* Given entries *
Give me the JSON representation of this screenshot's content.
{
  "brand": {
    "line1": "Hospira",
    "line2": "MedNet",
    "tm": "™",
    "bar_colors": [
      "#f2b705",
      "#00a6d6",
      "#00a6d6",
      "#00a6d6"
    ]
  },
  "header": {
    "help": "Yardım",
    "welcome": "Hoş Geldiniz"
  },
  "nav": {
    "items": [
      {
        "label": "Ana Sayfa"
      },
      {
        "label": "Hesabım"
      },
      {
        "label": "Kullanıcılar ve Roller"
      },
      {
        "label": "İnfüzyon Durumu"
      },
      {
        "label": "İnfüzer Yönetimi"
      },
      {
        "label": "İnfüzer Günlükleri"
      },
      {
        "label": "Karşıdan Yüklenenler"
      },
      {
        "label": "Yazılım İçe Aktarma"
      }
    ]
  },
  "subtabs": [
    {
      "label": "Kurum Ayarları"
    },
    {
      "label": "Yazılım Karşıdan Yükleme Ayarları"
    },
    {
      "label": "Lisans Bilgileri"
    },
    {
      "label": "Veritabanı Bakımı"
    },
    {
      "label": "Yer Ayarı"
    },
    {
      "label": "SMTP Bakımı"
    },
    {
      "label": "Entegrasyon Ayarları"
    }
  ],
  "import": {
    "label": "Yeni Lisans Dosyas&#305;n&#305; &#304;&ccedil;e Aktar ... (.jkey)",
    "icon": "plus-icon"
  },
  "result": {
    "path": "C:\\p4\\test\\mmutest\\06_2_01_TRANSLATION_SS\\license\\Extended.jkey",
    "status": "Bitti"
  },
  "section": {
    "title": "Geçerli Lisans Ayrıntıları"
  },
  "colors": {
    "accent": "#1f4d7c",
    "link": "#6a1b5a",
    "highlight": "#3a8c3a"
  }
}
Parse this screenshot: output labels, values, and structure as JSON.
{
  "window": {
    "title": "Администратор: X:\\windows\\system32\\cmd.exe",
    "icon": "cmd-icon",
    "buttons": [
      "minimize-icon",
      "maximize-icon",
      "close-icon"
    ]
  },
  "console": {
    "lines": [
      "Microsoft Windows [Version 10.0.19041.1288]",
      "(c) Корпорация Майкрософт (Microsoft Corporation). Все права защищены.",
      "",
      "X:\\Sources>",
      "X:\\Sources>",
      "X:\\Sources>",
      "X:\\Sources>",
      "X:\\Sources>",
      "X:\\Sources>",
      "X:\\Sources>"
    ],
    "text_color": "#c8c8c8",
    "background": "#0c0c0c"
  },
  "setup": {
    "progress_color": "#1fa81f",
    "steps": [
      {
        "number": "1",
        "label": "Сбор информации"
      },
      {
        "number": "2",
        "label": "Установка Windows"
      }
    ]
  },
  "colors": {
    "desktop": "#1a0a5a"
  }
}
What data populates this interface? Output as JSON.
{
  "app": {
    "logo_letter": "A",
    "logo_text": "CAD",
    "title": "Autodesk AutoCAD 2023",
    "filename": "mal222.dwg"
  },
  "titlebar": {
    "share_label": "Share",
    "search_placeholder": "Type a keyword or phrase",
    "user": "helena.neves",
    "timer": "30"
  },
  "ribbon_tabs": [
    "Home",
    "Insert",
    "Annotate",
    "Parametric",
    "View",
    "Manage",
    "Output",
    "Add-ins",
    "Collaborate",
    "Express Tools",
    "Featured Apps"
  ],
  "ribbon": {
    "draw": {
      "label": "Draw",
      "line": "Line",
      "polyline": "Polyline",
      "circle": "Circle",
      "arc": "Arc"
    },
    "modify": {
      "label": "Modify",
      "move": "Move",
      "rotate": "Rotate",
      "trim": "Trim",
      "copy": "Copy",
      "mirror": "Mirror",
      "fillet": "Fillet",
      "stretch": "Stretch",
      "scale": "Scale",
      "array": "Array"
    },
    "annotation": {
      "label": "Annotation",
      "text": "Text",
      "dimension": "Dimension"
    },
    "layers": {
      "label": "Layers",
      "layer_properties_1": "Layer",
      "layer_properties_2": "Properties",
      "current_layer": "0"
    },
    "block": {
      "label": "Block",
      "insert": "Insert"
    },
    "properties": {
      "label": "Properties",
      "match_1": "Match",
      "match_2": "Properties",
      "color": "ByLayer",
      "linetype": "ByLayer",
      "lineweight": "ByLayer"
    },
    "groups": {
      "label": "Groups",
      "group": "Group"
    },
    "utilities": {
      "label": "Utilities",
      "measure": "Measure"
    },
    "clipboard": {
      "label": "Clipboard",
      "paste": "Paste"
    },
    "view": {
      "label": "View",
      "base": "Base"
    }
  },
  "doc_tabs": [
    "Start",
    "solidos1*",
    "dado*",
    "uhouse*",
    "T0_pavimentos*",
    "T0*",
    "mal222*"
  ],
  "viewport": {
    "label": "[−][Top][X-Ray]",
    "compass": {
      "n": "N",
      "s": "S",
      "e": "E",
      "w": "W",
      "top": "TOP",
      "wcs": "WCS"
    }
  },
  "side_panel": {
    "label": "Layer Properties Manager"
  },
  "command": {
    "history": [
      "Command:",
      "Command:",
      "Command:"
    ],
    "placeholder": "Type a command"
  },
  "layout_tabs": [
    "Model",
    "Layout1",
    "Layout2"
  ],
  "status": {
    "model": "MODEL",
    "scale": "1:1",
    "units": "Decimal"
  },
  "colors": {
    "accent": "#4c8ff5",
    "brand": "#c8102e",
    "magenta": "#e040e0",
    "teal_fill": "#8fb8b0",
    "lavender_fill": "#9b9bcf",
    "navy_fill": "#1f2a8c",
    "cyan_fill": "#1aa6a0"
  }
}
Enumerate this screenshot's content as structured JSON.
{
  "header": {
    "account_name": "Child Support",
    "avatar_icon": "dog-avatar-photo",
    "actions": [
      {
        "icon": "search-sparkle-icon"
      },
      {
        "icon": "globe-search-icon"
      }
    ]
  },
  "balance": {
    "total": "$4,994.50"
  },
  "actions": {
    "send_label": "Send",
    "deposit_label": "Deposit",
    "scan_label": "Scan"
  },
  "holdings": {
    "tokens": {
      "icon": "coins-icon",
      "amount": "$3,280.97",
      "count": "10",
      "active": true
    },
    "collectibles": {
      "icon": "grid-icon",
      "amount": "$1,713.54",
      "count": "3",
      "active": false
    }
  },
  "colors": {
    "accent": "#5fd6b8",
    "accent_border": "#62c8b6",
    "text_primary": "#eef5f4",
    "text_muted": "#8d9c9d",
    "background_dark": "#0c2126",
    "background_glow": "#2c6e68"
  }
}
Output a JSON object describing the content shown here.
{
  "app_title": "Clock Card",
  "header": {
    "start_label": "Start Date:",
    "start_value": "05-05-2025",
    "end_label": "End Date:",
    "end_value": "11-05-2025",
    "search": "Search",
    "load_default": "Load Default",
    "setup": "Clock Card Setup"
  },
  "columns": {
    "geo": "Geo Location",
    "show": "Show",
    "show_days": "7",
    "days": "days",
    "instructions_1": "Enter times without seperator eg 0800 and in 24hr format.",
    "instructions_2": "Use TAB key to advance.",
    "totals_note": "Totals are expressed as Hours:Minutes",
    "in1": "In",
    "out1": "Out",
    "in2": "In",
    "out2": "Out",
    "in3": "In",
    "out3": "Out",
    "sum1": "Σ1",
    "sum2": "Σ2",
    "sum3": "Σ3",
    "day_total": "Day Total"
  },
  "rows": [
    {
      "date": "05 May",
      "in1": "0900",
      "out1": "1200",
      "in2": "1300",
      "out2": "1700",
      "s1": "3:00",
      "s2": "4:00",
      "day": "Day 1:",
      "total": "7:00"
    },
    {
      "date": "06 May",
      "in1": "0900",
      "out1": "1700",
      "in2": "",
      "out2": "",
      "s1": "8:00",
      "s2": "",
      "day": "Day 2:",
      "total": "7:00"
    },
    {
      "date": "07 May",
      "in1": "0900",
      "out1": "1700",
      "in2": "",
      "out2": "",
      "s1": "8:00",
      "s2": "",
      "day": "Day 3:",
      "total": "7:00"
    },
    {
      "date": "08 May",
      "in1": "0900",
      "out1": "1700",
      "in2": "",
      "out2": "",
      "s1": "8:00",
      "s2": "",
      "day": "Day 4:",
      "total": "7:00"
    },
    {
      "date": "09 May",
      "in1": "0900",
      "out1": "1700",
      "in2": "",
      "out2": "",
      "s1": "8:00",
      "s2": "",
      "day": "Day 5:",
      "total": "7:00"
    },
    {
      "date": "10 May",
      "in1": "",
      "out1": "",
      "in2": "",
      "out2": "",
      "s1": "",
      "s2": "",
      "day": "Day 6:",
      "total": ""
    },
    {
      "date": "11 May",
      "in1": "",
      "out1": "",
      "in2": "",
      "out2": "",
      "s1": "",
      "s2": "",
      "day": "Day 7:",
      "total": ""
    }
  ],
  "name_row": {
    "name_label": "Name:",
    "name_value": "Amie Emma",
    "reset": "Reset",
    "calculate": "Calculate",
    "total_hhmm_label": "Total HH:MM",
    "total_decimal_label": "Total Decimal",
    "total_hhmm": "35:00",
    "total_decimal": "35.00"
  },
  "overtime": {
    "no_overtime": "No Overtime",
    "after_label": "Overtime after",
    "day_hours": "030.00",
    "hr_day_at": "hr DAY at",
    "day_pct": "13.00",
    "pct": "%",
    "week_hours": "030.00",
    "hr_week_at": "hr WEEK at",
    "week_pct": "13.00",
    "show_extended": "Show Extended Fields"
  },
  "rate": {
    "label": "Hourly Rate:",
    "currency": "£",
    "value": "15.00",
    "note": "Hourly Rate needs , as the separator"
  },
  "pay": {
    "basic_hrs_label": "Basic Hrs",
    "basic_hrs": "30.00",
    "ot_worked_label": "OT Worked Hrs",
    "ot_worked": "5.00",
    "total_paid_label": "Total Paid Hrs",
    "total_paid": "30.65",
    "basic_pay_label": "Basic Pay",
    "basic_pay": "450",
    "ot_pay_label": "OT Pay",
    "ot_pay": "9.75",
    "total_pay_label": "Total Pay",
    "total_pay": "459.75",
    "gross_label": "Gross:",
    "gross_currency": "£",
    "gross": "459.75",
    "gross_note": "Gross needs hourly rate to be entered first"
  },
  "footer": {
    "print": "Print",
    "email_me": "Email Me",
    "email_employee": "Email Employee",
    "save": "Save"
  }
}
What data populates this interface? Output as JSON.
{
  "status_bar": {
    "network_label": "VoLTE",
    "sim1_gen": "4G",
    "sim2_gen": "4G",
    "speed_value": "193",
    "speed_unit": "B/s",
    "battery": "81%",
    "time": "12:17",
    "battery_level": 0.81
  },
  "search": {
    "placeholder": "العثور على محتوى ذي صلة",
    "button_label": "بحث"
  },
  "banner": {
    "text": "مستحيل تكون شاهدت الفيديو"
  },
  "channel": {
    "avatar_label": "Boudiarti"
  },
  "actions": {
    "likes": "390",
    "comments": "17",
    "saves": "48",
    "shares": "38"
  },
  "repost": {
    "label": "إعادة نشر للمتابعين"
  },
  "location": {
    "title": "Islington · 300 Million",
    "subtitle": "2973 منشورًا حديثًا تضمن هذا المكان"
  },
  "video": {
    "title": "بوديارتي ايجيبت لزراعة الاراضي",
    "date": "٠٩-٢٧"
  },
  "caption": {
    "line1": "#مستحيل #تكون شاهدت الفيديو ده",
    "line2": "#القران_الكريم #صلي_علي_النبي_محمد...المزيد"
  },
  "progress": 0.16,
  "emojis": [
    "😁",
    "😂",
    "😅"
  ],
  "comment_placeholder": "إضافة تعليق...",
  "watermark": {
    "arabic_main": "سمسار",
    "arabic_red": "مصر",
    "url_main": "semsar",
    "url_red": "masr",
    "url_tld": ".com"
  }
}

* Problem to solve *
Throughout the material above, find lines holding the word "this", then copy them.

* Solution *
Give me the JSON representation of this screenshot's content.
Parse this screenshot: output labels, values, and structure as JSON.
What data populates this interface? Output as JSON.
Enumerate this screenshot's content as structured JSON.
What data populates this interface? Output as JSON.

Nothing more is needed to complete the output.